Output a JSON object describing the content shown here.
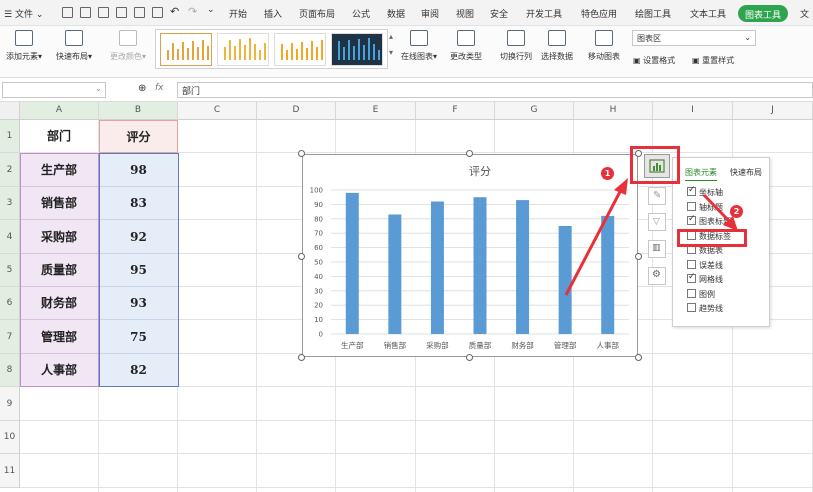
{
  "menubar": {
    "file_label": "文件",
    "tabs": [
      "开始",
      "插入",
      "页面布局",
      "公式",
      "数据",
      "审阅",
      "视图",
      "安全",
      "开发工具",
      "特色应用",
      "绘图工具",
      "文本工具",
      "图表工具",
      "文"
    ],
    "active_tab": "图表工具"
  },
  "ribbon": {
    "add_element": "添加元素",
    "quick_layout": "快速布局",
    "change_color": "更改颜色",
    "online_chart": "在线图表",
    "change_type": "更改类型",
    "switch_rowcol": "切换行列",
    "select_data": "选择数据",
    "move_chart": "移动图表",
    "chart_area_select": "图表区",
    "set_format": "设置格式",
    "reset_style": "重置样式"
  },
  "formula": {
    "fx": "fx",
    "value": "部门"
  },
  "sheet": {
    "columns": [
      "A",
      "B",
      "C",
      "D",
      "E",
      "F",
      "G",
      "H",
      "I",
      "J"
    ],
    "rows": [
      "1",
      "2",
      "3",
      "4",
      "5",
      "6",
      "7",
      "8",
      "9",
      "10",
      "11"
    ],
    "header_a": "部门",
    "header_b": "评分",
    "departments": [
      "生产部",
      "销售部",
      "采购部",
      "质量部",
      "财务部",
      "管理部",
      "人事部"
    ],
    "scores": [
      "98",
      "83",
      "92",
      "95",
      "93",
      "75",
      "82"
    ]
  },
  "chart_data": {
    "type": "bar",
    "title": "评分",
    "categories": [
      "生产部",
      "销售部",
      "采购部",
      "质量部",
      "财务部",
      "管理部",
      "人事部"
    ],
    "values": [
      98,
      83,
      92,
      95,
      93,
      75,
      82
    ],
    "ylim": [
      0,
      100
    ],
    "yticks": [
      "0",
      "10",
      "20",
      "30",
      "40",
      "50",
      "60",
      "70",
      "80",
      "90",
      "100"
    ],
    "grid": true,
    "color": "#5b9bd5"
  },
  "panel": {
    "tab_elements": "图表元素",
    "tab_quick": "快速布局",
    "options": [
      {
        "label": "坐标轴",
        "checked": true
      },
      {
        "label": "轴标题",
        "checked": false
      },
      {
        "label": "图表标题",
        "checked": true
      },
      {
        "label": "数据标签",
        "checked": false
      },
      {
        "label": "数据表",
        "checked": false
      },
      {
        "label": "误差线",
        "checked": false
      },
      {
        "label": "网格线",
        "checked": true
      },
      {
        "label": "图例",
        "checked": false
      },
      {
        "label": "趋势线",
        "checked": false
      }
    ]
  },
  "annotations": {
    "badge1": "1",
    "badge2": "2",
    "color": "#e8303a"
  }
}
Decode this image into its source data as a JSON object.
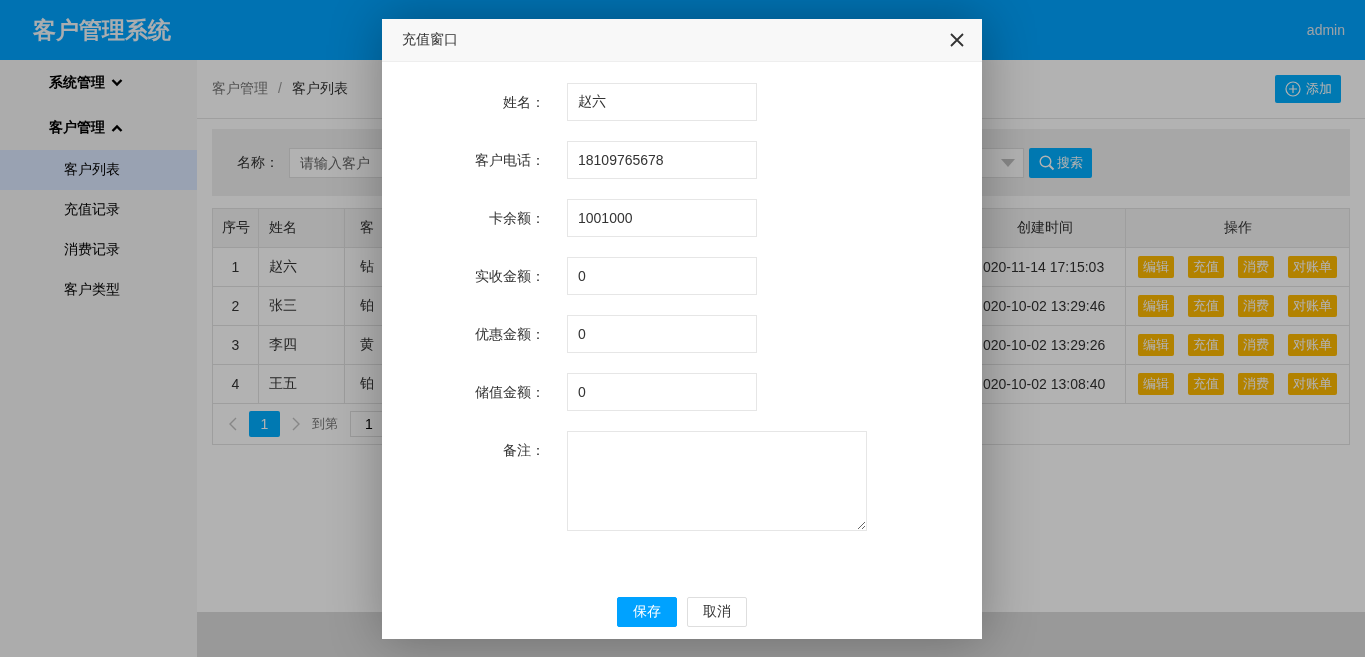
{
  "header": {
    "title": "客户管理系统",
    "user": "admin"
  },
  "sidebar": {
    "groups": [
      {
        "label": "系统管理",
        "expanded": false
      },
      {
        "label": "客户管理",
        "expanded": true,
        "children": [
          {
            "label": "客户列表",
            "selected": true
          },
          {
            "label": "充值记录",
            "selected": false
          },
          {
            "label": "消费记录",
            "selected": false
          },
          {
            "label": "客户类型",
            "selected": false
          }
        ]
      }
    ]
  },
  "breadcrumb": {
    "items": [
      "客户管理",
      "客户列表"
    ],
    "separators": [
      "/"
    ]
  },
  "add_button": "添加",
  "search": {
    "label": "名称：",
    "placeholder": "请输入客户",
    "button": "搜索"
  },
  "table": {
    "columns": [
      "序号",
      "姓名",
      "客",
      "创建时间",
      "操作"
    ],
    "rows": [
      {
        "index": "1",
        "name": "赵六",
        "column_3": "钻",
        "created": "020-11-14 17:15:03",
        "actions": [
          "编辑",
          "充值",
          "消费",
          "对账单"
        ]
      },
      {
        "index": "2",
        "name": "张三",
        "column_3": "铂",
        "created": "020-10-02 13:29:46",
        "actions": [
          "编辑",
          "充值",
          "消费",
          "对账单"
        ]
      },
      {
        "index": "3",
        "name": "李四",
        "column_3": "黄",
        "created": "020-10-02 13:29:26",
        "actions": [
          "编辑",
          "充值",
          "消费",
          "对账单"
        ]
      },
      {
        "index": "4",
        "name": "王五",
        "column_3": "铂",
        "created": "020-10-02 13:08:40",
        "actions": [
          "编辑",
          "充值",
          "消费",
          "对账单"
        ]
      }
    ]
  },
  "pagination": {
    "pages": [
      {
        "label": "1",
        "selected": true
      }
    ],
    "goto_label": "到第",
    "goto_value": "1"
  },
  "dialog": {
    "title": "充值窗口",
    "fields": [
      {
        "label": "姓名：",
        "value": "赵六",
        "kind": "input"
      },
      {
        "label": "客户电话：",
        "value": "18109765678",
        "kind": "input"
      },
      {
        "label": "卡余额：",
        "value": "1001000",
        "kind": "input"
      },
      {
        "label": "实收金额：",
        "value": "0",
        "kind": "input"
      },
      {
        "label": "优惠金额：",
        "value": "0",
        "kind": "input"
      },
      {
        "label": "储值金额：",
        "value": "0",
        "kind": "input"
      },
      {
        "label": "备注：",
        "kind": "textarea"
      }
    ],
    "buttons": [
      {
        "label": "保存",
        "kind": "primary"
      },
      {
        "label": "取消",
        "kind": "default"
      }
    ]
  }
}
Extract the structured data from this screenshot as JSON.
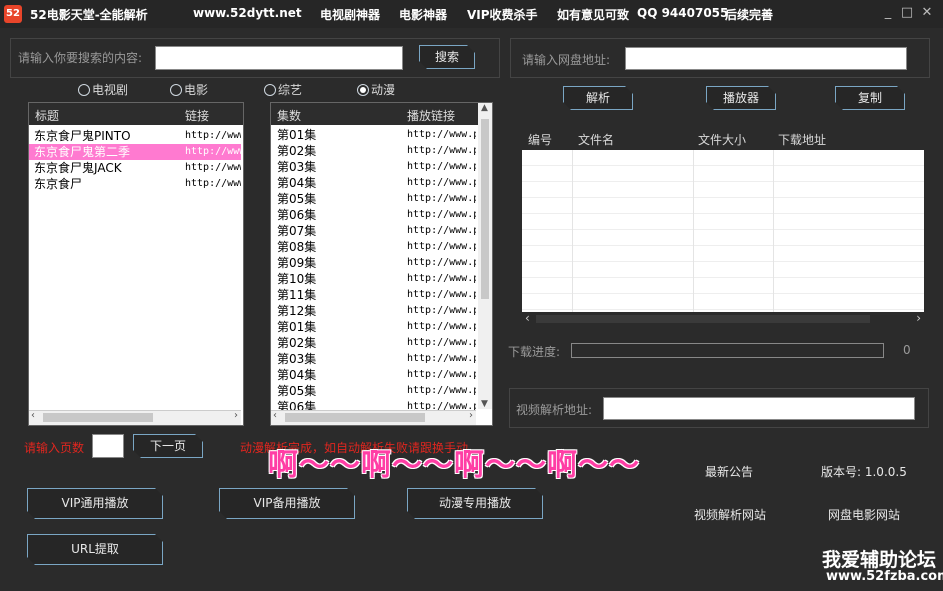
{
  "titlebar": {
    "logo": "52",
    "app_title": "52电影天堂-全能解析",
    "site": "www.52dytt.net",
    "tv_tool": "电视剧神器",
    "movie_tool": "电影神器",
    "vip_tool": "VIP收费杀手",
    "feedback": "如有意见可致",
    "qq": "QQ 94407055",
    "later": "后续完善",
    "minimize": "_",
    "maximize": "□",
    "close": "✕"
  },
  "search": {
    "label": "请输入你要搜索的内容:",
    "value": "",
    "button": "搜索"
  },
  "radios": [
    {
      "label": "电视剧",
      "checked": false
    },
    {
      "label": "电影",
      "checked": false
    },
    {
      "label": "综艺",
      "checked": false
    },
    {
      "label": "动漫",
      "checked": true
    }
  ],
  "title_list": {
    "headers": [
      "标题",
      "链接"
    ],
    "rows": [
      {
        "title": "东京食尸鬼PINTO",
        "link": "http://www",
        "selected": false
      },
      {
        "title": "东京食尸鬼第二季",
        "link": "http://www",
        "selected": true
      },
      {
        "title": "东京食尸鬼JACK",
        "link": "http://www",
        "selected": false
      },
      {
        "title": "东京食尸",
        "link": "http://www",
        "selected": false
      }
    ]
  },
  "episode_list": {
    "headers": [
      "集数",
      "播放链接"
    ],
    "rows": [
      {
        "ep": "第01集",
        "link": "http://www.p"
      },
      {
        "ep": "第02集",
        "link": "http://www.p"
      },
      {
        "ep": "第03集",
        "link": "http://www.p"
      },
      {
        "ep": "第04集",
        "link": "http://www.p"
      },
      {
        "ep": "第05集",
        "link": "http://www.p"
      },
      {
        "ep": "第06集",
        "link": "http://www.p"
      },
      {
        "ep": "第07集",
        "link": "http://www.p"
      },
      {
        "ep": "第08集",
        "link": "http://www.p"
      },
      {
        "ep": "第09集",
        "link": "http://www.p"
      },
      {
        "ep": "第10集",
        "link": "http://www.p"
      },
      {
        "ep": "第11集",
        "link": "http://www.p"
      },
      {
        "ep": "第12集",
        "link": "http://www.p"
      },
      {
        "ep": "第01集",
        "link": "http://www.p"
      },
      {
        "ep": "第02集",
        "link": "http://www.p"
      },
      {
        "ep": "第03集",
        "link": "http://www.p"
      },
      {
        "ep": "第04集",
        "link": "http://www.p"
      },
      {
        "ep": "第05集",
        "link": "http://www.p"
      },
      {
        "ep": "第06集",
        "link": "http://www.p"
      }
    ]
  },
  "paging": {
    "label": "请输入页数",
    "value": "",
    "next_button": "下一页",
    "status": "动漫解析完成，如自动解析失败请跟换手动",
    "overlay": "啊～～啊～～啊～～啊～～"
  },
  "play_buttons": {
    "vip_general": "VIP通用播放",
    "vip_backup": "VIP备用播放",
    "anime": "动漫专用播放",
    "url_extract": "URL提取"
  },
  "netdisk": {
    "label": "请输入网盘地址:",
    "value": "",
    "parse_button": "解析",
    "player_button": "播放器",
    "copy_button": "复制",
    "columns": [
      "编号",
      "文件名",
      "文件大小",
      "下载地址"
    ],
    "rows": []
  },
  "download": {
    "label": "下载进度:",
    "value": "0",
    "progress": 0
  },
  "video_parse": {
    "label": "视频解析地址:",
    "value": ""
  },
  "footer": {
    "announcement": "最新公告",
    "version": "版本号: 1.0.0.5",
    "video_site": "视频解析网站",
    "netdisk_site": "网盘电影网站",
    "watermark_title": "我爱辅助论坛",
    "watermark_url": "www.52fzba.com"
  }
}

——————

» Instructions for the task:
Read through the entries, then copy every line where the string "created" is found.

» Answer area:
        "created": "020-11-14 17:15:03",
        "created": "020-10-02 13:29:46",
        "created": "020-10-02 13:29:26",
        "created": "020-10-02 13:08:40",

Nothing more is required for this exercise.